  4. Pika Connect for Skype, way too expensive hardware & licenses [2009-01-07 no more references to Skype on their site]

chan_skype it will be…

Edit (23/05/2007): Well it’s end of May and I haven’t been able to spend more time on this yet, if you want to do this on Asterisk then no problem but on AsteriskNOW it’s not that easy.

Voipbuster free calls

 | 13 Apr 2007 23:16

Voipbuster is sporting free calls to quite a number of countries, sadly the UK isn’t one of them but at 1cpm I’m not complaining. However it’s good to realise one thing:

Voipbuster limits free call duration to one hour. After this hour the remote end get’s it’s call dropped while the local end is not notified. I presume this is to prevent automatic (re)dialing to these countries. One could circumvent this by static noise detection but that’s a little too advanced for most script kiddies.

Not an issue for me as I’ll just dial again when the remote end stops talking to me… 😉

AsteriskNOW – Install 1.4 Beta 2

 | 12:49

After playing with the idea for a long time I decided it was time to implement a VoIP PBX. Reading up on the subject I found that I had 3 options which appealed to me: Asterisk (*) on Debian, AsteriskNOW (*NOW) or Trixbox. I opted for *NOW as it’s stripped bare and I hope I can add features as and when I need them. So far it’s gone well but I do have some additions I still need.

Installation of *NOW beta 4 (1.4.2) went fast on an Intel ISP2150 I had available, took about 30 minutes in total, including base config. Next I had to test it so I found a good free SIP soft-client in X-lite 3.0. And off I was phoning from laptop to laptop, surprisingly I had no issues with my WLAN.

The next move was to add two SIP accounts, Voipbuster and Xeloq. Both offer free national calls in NL additionally Voipbuster offers a range of free international calls while Xeloq has cheaper national mobile rates. Dialling from softphone to national landlines worked right away and the people I called didn’t even notice I wasn’t using my regular phone or line.

My server is now happily humming away in the datacenter and I have two 7960’s connected and registered across NAT, all is well so far. I’ve given some family members accounts and I’ve had a 2 hour conversation with my brother last weekend. We both have DSL and were quite happy with the quality of both the conversation and the connection. 🙂

Next my plan is to migrate my current landline number to a SIP carrier, not sure which one yet, and try to implement a SIP to Skype bridge. Further actions on my to do list are:

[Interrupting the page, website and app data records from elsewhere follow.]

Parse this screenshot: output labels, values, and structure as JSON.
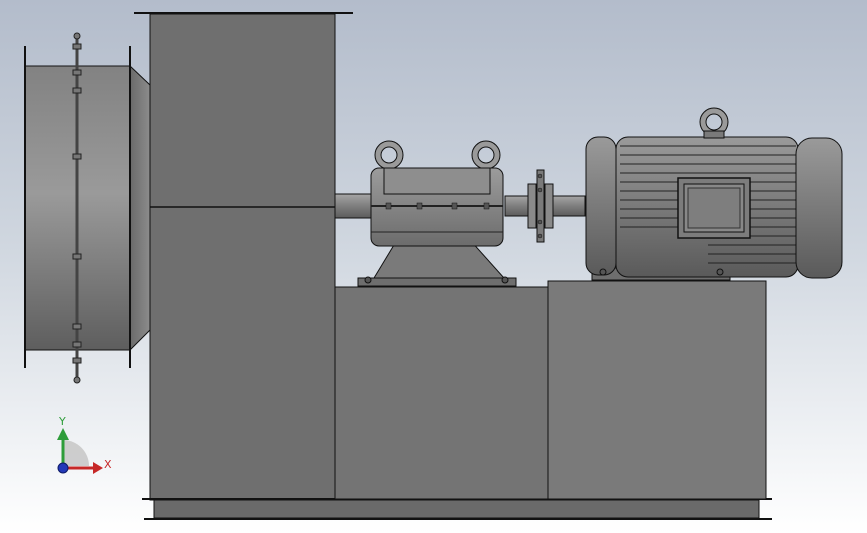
{
  "viewport": {
    "background_top": "#b3bccb",
    "background_bottom": "#ffffff"
  },
  "model": {
    "components": [
      "inlet-ring",
      "fan-housing",
      "fan-pedestal",
      "bearing-housing",
      "shaft",
      "coupling",
      "electric-motor",
      "motor-pedestal",
      "base-frame"
    ],
    "colors": {
      "housing": "#727272",
      "outline": "#111111",
      "steel": "#8a8a8a",
      "motor": "#7b7b7b"
    }
  },
  "triad": {
    "x_label": "X",
    "y_label": "Y",
    "x_color": "#c62828",
    "y_color": "#2e9d3a",
    "z_color": "#2338b8"
  }
}
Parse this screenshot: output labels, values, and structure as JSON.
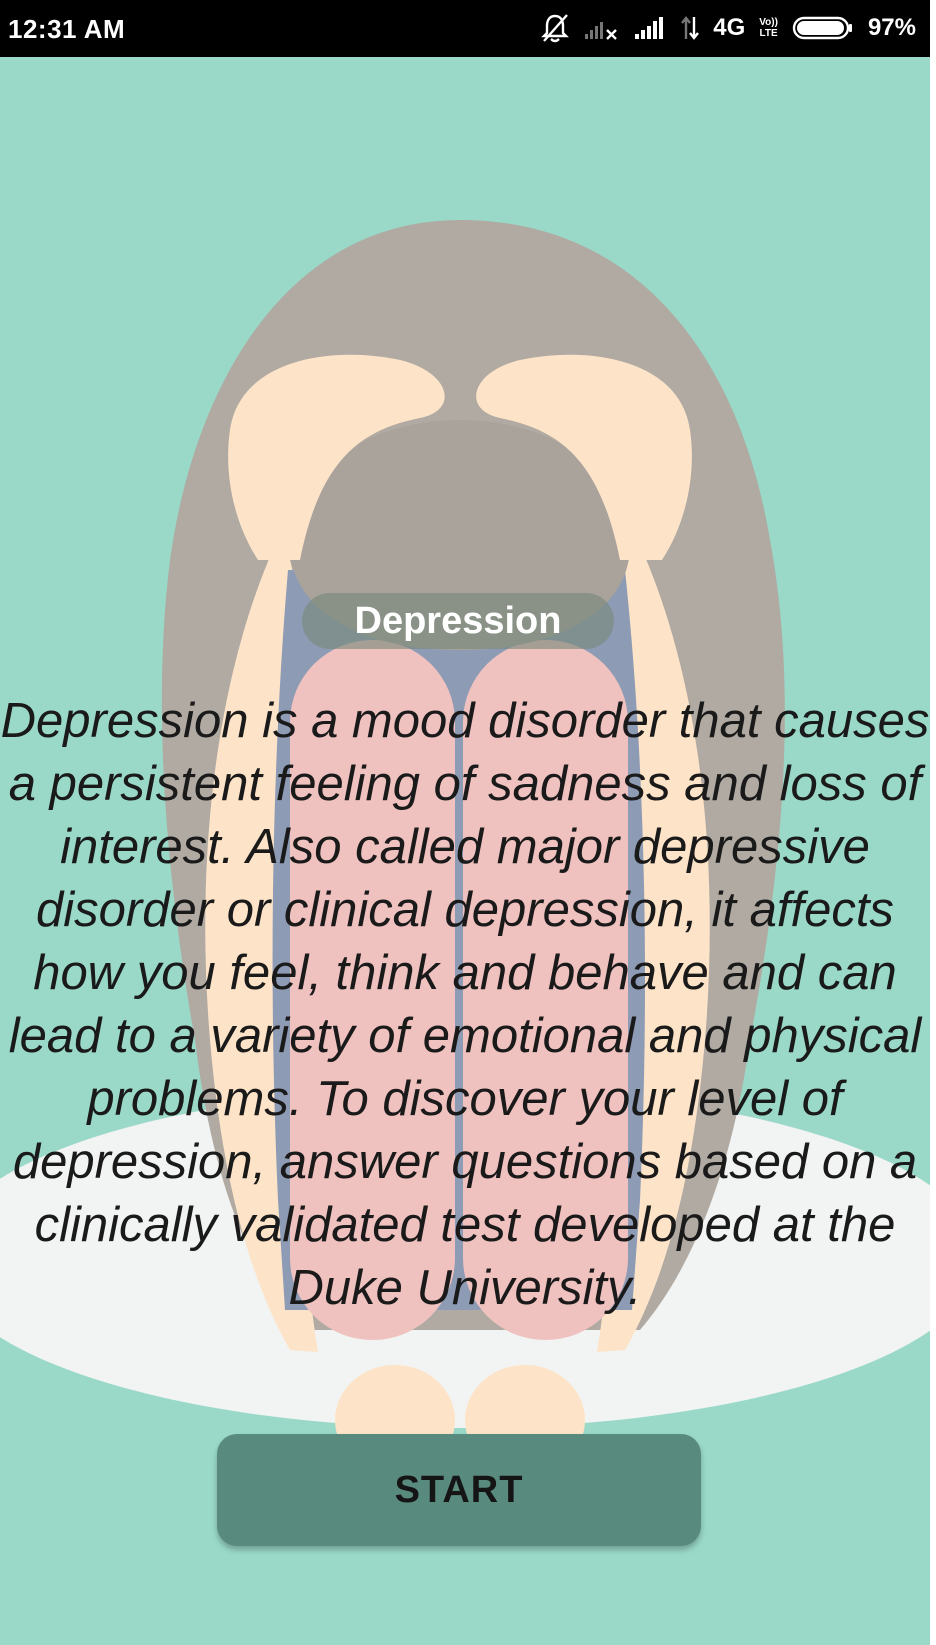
{
  "status_bar": {
    "time": "12:31 AM",
    "network_type": "4G",
    "lte_badge_top": "Vo))",
    "lte_badge_bottom": "LTE",
    "battery_percent": "97%",
    "battery_level": 0.97,
    "icons": [
      "alarm-off-icon",
      "signal-x-icon",
      "signal-icon",
      "data-arrows-icon",
      "volte-icon",
      "battery-icon"
    ]
  },
  "main": {
    "title": "Depression",
    "description": "Depression is a mood disorder that causes a persistent feeling of sadness and loss of interest. Also called major depressive disorder or clinical depression, it affects how you feel, think and behave and can lead to a variety of emotional and physical problems. To discover your level of depression, answer questions based on a clinically validated test developed at the Duke University.",
    "start_label": "START"
  },
  "colors": {
    "background": "#9ad9c8",
    "hair": "#b0aaa2",
    "skin": "#fde4c8",
    "dress": "#8e9bb4",
    "legs": "#efc2bf",
    "floor": "#f2f3f3",
    "button": "#598a7e"
  }
}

  • Cancel my land line and save at least 18,50 Euro per month
  • Get a (SIP) Siemens S450 IP dect phone to replace my current old Philips (pstn) dect
  • Implement a phone book for the Cisco 7960 phones
  • Implement some services for the Cisco 7960 phones
  • Get a GSM SIP gateway and a mobile contract for backup/emergency calls and cost savings to national mobile numbers
  • Implement a registry of calls (CDR?) so I can tell whether my bills will be correct
  • Offer the SIP service to family members, using data from the previous point